  1. Lack of accountability. This is closely related to the preceding point on internal standards.  Lack of accountability (especially at the highest levels) breeds the opportunity for fraud.   Remember the movie “Casino,” where Robert DeNiro’s character talks about the “Eye in the Sky”?  (You can watch a clip here.) You don’t have to be quite that paranoid, but there has to be a system of proper supervision.   Along these lines, when my wife worked on Wall Street years ago, she was required to take a two-week vacation every year, no matter what. That seems very generous and altruistic, but the reason was so that all of her files could be reviewed and audited, including the electronic files she generated. Something to think about. 

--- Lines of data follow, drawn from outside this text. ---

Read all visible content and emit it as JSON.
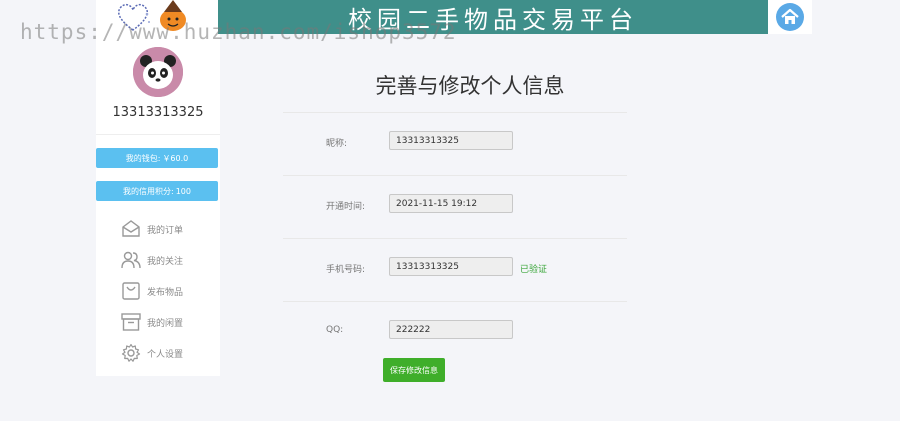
{
  "header": {
    "site_title": "校园二手物品交易平台",
    "watermark": "https://www.huzhan.com/ishop3572"
  },
  "sidebar": {
    "username": "13313313325",
    "wallet_label": "我的钱包:",
    "wallet_value": "￥60.0",
    "credit_label": "我的信用积分:",
    "credit_value": "100",
    "menu": [
      {
        "label": "我的订单",
        "icon": "envelope-icon"
      },
      {
        "label": "我的关注",
        "icon": "users-icon"
      },
      {
        "label": "发布物品",
        "icon": "bag-icon"
      },
      {
        "label": "我的闲置",
        "icon": "archive-box-icon"
      },
      {
        "label": "个人设置",
        "icon": "gear-icon"
      }
    ]
  },
  "main": {
    "title": "完善与修改个人信息",
    "fields": {
      "nickname_label": "昵称:",
      "nickname_value": "13313313325",
      "open_time_label": "开通时间:",
      "open_time_value": "2021-11-15 19:12",
      "phone_label": "手机号码:",
      "phone_value": "13313313325",
      "phone_status": "已验证",
      "qq_label": "QQ:",
      "qq_value": "222222"
    },
    "save_label": "保存修改信息"
  },
  "colors": {
    "banner": "#3f8f8a",
    "pill": "#5bc0f0",
    "save_button": "#3fae2a",
    "verified": "#3aa63a"
  }
}
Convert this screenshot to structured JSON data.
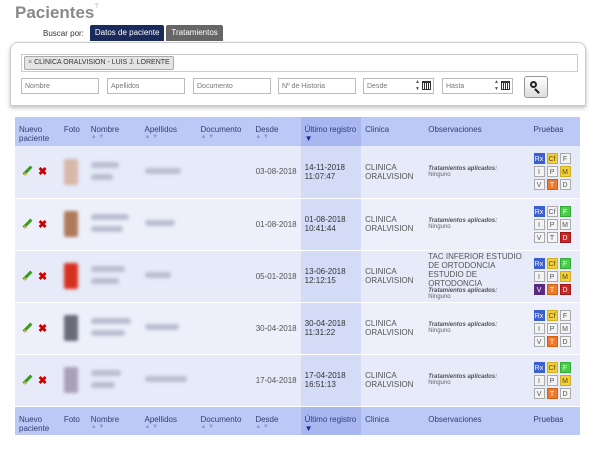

  1. Lack of IT security. Carmicle was able to access the companywide private email system because, in connection with a changeover to Office 365, he received a generic password that allowed him to get into everyone’s private accounts. In addition, when things started going sideways, and even after he was terminated, he maintained the ability to access hardware from off-site, and lock it or wipe it. Before any key employee is terminated (actually, before any employee is terminated), the first step should be to consult with your IT department or IT professionals to ensure that the system is secure, and that the departing employee no longer has access, immediately upon termination.

So, what happened at the end of all this drama in the Carmicle case?  The Court held that Carmicle’s termination was proper, and that the company owed him nothing under his Employment Agreement (which, he had alleged, entitled him to profits and severance pay). The Court also held that Carmicle violated federal law, including the Computer Fraud and Abuse Act and the Stored Communications Act, by accessing other employees’ email accounts, and that he had wilfully destroyed material evidence.  And because things rarely get truly resolved in the Court system, the case is now on appeal.  Cha-ching for the lawyers.  Aggravation for management.  And it probably could all have been avoided if the company had terminated a problem employee at the first sign of trouble.

You can read the full decision here.